(Task brief): Nothing but the records, repeated exactly, should form the response.

(Task data):
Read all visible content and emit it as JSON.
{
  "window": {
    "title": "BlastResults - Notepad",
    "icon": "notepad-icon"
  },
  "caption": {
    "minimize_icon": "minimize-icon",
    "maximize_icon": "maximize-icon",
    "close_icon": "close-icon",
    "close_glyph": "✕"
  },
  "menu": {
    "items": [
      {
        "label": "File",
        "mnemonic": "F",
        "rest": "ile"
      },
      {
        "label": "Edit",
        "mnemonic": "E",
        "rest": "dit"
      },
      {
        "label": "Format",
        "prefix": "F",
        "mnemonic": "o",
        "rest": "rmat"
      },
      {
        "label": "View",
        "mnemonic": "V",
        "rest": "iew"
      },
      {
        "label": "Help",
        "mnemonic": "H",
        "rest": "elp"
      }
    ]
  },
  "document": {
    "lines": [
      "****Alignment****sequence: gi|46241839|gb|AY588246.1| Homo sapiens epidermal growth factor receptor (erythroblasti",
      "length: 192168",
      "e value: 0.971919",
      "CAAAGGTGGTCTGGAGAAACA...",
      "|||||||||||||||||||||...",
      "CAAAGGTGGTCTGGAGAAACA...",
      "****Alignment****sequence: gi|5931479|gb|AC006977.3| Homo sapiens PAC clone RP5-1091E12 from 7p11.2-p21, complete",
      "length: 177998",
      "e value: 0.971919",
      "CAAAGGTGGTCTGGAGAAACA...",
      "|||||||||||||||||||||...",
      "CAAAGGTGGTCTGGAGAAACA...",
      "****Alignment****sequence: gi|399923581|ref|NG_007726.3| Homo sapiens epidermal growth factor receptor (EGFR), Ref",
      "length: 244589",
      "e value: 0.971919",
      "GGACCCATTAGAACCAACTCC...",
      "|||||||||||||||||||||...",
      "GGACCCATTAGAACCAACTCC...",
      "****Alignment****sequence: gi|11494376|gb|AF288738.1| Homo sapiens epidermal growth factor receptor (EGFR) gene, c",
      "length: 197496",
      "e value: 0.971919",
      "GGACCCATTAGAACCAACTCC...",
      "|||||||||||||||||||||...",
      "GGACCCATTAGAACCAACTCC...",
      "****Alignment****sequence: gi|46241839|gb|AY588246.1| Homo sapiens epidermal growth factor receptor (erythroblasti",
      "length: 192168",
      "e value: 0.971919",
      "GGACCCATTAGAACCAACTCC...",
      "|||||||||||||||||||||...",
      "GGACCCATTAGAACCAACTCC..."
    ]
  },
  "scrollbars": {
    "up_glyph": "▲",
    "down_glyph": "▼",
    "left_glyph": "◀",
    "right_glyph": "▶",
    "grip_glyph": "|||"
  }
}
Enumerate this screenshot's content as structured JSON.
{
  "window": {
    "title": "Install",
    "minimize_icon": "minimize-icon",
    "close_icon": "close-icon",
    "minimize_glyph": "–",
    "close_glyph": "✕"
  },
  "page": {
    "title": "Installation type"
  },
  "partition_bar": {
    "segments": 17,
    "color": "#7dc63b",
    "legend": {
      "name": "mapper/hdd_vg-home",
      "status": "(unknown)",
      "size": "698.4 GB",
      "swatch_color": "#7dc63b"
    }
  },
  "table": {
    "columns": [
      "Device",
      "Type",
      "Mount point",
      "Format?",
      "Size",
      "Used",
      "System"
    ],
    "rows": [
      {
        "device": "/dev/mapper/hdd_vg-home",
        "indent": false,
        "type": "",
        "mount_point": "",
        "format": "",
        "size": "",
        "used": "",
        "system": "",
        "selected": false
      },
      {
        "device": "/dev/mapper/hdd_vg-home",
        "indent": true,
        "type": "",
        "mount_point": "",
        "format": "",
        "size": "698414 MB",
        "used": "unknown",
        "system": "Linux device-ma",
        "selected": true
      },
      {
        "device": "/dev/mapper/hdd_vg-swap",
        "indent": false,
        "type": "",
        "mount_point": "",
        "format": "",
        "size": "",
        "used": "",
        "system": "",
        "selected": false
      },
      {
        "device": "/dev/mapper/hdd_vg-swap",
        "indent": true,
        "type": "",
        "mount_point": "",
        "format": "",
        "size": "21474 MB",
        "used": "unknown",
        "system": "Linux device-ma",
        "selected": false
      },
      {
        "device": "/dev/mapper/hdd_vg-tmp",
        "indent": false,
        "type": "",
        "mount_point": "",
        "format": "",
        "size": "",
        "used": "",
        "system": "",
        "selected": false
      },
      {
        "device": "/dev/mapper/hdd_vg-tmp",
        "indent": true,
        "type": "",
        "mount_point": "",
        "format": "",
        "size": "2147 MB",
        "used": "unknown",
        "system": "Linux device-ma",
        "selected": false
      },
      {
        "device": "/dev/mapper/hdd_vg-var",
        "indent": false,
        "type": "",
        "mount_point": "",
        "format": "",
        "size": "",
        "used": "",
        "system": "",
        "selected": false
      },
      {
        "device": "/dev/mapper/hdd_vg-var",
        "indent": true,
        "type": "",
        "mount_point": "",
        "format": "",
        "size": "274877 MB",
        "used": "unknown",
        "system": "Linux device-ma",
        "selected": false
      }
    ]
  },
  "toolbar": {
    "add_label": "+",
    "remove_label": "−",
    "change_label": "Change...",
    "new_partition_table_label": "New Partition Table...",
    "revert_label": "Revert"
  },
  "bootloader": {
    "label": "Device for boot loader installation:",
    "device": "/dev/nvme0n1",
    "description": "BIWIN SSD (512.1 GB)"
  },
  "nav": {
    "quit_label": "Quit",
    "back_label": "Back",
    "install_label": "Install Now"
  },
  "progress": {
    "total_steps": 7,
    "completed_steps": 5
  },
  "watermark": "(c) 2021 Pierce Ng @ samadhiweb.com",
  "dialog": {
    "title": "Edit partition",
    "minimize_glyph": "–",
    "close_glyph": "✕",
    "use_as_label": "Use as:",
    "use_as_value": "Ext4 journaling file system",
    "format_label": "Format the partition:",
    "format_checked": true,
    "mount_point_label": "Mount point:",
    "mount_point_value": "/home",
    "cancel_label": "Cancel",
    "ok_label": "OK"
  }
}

(Result):
Read all visible content and emit it as JSON.
{
  "window": {
    "title": "BlastResults - Notepad",
    "icon": "notepad-icon"
  },
  "caption": {
    "minimize_icon": "minimize-icon",
    "maximize_icon": "maximize-icon",
    "close_icon": "close-icon",
    "close_glyph": "✕"
  },
  "menu": {
    "items": [
      {
        "label": "File",
        "mnemonic": "F",
        "rest": "ile"
      },
      {
        "label": "Edit",
        "mnemonic": "E",
        "rest": "dit"
      },
      {
        "label": "Format",
        "prefix": "F",
        "mnemonic": "o",
        "rest": "rmat"
      },
      {
        "label": "View",
        "mnemonic": "V",
        "rest": "iew"
      },
      {
        "label": "Help",
        "mnemonic": "H",
        "rest": "elp"
      }
    ]
  },
  "document": {
    "lines": [
      "****Alignment****sequence: gi|46241839|gb|AY588246.1| Homo sapiens epidermal growth factor receptor (erythroblasti",
      "length: 192168",
      "e value: 0.971919",
      "CAAAGGTGGTCTGGAGAAACA...",
      "|||||||||||||||||||||...",
      "CAAAGGTGGTCTGGAGAAACA...",
      "****Alignment****sequence: gi|5931479|gb|AC006977.3| Homo sapiens PAC clone RP5-1091E12 from 7p11.2-p21, complete",
      "length: 177998",
      "e value: 0.971919",
      "CAAAGGTGGTCTGGAGAAACA...",
      "|||||||||||||||||||||...",
      "CAAAGGTGGTCTGGAGAAACA...",
      "****Alignment****sequence: gi|399923581|ref|NG_007726.3| Homo sapiens epidermal growth factor receptor (EGFR), Ref",
      "length: 244589",
      "e value: 0.971919",
      "GGACCCATTAGAACCAACTCC...",
      "|||||||||||||||||||||...",
      "GGACCCATTAGAACCAACTCC...",
      "****Alignment****sequence: gi|11494376|gb|AF288738.1| Homo sapiens epidermal growth factor receptor (EGFR) gene, c",
      "length: 197496",
      "e value: 0.971919",
      "GGACCCATTAGAACCAACTCC...",
      "|||||||||||||||||||||...",
      "GGACCCATTAGAACCAACTCC...",
      "****Alignment****sequence: gi|46241839|gb|AY588246.1| Homo sapiens epidermal growth factor receptor (erythroblasti",
      "length: 192168",
      "e value: 0.971919",
      "GGACCCATTAGAACCAACTCC...",
      "|||||||||||||||||||||...",
      "GGACCCATTAGAACCAACTCC..."
    ]
  },
  "scrollbars": {
    "up_glyph": "▲",
    "down_glyph": "▼",
    "left_glyph": "◀",
    "right_glyph": "▶",
    "grip_glyph": "|||"
  }
}
Enumerate this screenshot's content as structured JSON.
{
  "window": {
    "title": "Install",
    "minimize_icon": "minimize-icon",
    "close_icon": "close-icon",
    "minimize_glyph": "–",
    "close_glyph": "✕"
  },
  "page": {
    "title": "Installation type"
  },
  "partition_bar": {
    "segments": 17,
    "color": "#7dc63b",
    "legend": {
      "name": "mapper/hdd_vg-home",
      "status": "(unknown)",
      "size": "698.4 GB",
      "swatch_color": "#7dc63b"
    }
  },
  "table": {
    "columns": [
      "Device",
      "Type",
      "Mount point",
      "Format?",
      "Size",
      "Used",
      "System"
    ],
    "rows": [
      {
        "device": "/dev/mapper/hdd_vg-home",
        "indent": false,
        "type": "",
        "mount_point": "",
        "format": "",
        "size": "",
        "used": "",
        "system": "",
        "selected": false
      },
      {
        "device": "/dev/mapper/hdd_vg-home",
        "indent": true,
        "type": "",
        "mount_point": "",
        "format": "",
        "size": "698414 MB",
        "used": "unknown",
        "system": "Linux device-ma",
        "selected": true
      },
      {
        "device": "/dev/mapper/hdd_vg-swap",
        "indent": false,
        "type": "",
        "mount_point": "",
        "format": "",
        "size": "",
        "used": "",
        "system": "",
        "selected": false
      },
      {
        "device": "/dev/mapper/hdd_vg-swap",
        "indent": true,
        "type": "",
        "mount_point": "",
        "format": "",
        "size": "21474 MB",
        "used": "unknown",
        "system": "Linux device-ma",
        "selected": false
      },
      {
        "device": "/dev/mapper/hdd_vg-tmp",
        "indent": false,
        "type": "",
        "mount_point": "",
        "format": "",
        "size": "",
        "used": "",
        "system": "",
        "selected": false
      },
      {
        "device": "/dev/mapper/hdd_vg-tmp",
        "indent": true,
        "type": "",
        "mount_point": "",
        "format": "",
        "size": "2147 MB",
        "used": "unknown",
        "system": "Linux device-ma",
        "selected": false
      },
      {
        "device": "/dev/mapper/hdd_vg-var",
        "indent": false,
        "type": "",
        "mount_point": "",
        "format": "",
        "size": "",
        "used": "",
        "system": "",
        "selected": false
      },
      {
        "device": "/dev/mapper/hdd_vg-var",
        "indent": true,
        "type": "",
        "mount_point": "",
        "format": "",
        "size": "274877 MB",
        "used": "unknown",
        "system": "Linux device-ma",
        "selected": false
      }
    ]
  },
  "toolbar": {
    "add_label": "+",
    "remove_label": "−",
    "change_label": "Change...",
    "new_partition_table_label": "New Partition Table...",
    "revert_label": "Revert"
  },
  "bootloader": {
    "label": "Device for boot loader installation:",
    "device": "/dev/nvme0n1",
    "description": "BIWIN SSD (512.1 GB)"
  },
  "nav": {
    "quit_label": "Quit",
    "back_label": "Back",
    "install_label": "Install Now"
  },
  "progress": {
    "total_steps": 7,
    "completed_steps": 5
  },
  "watermark": "(c) 2021 Pierce Ng @ samadhiweb.com",
  "dialog": {
    "title": "Edit partition",
    "minimize_glyph": "–",
    "close_glyph": "✕",
    "use_as_label": "Use as:",
    "use_as_value": "Ext4 journaling file system",
    "format_label": "Format the partition:",
    "format_checked": true,
    "mount_point_label": "Mount point:",
    "mount_point_value": "/home",
    "cancel_label": "Cancel",
    "ok_label": "OK"
  }
}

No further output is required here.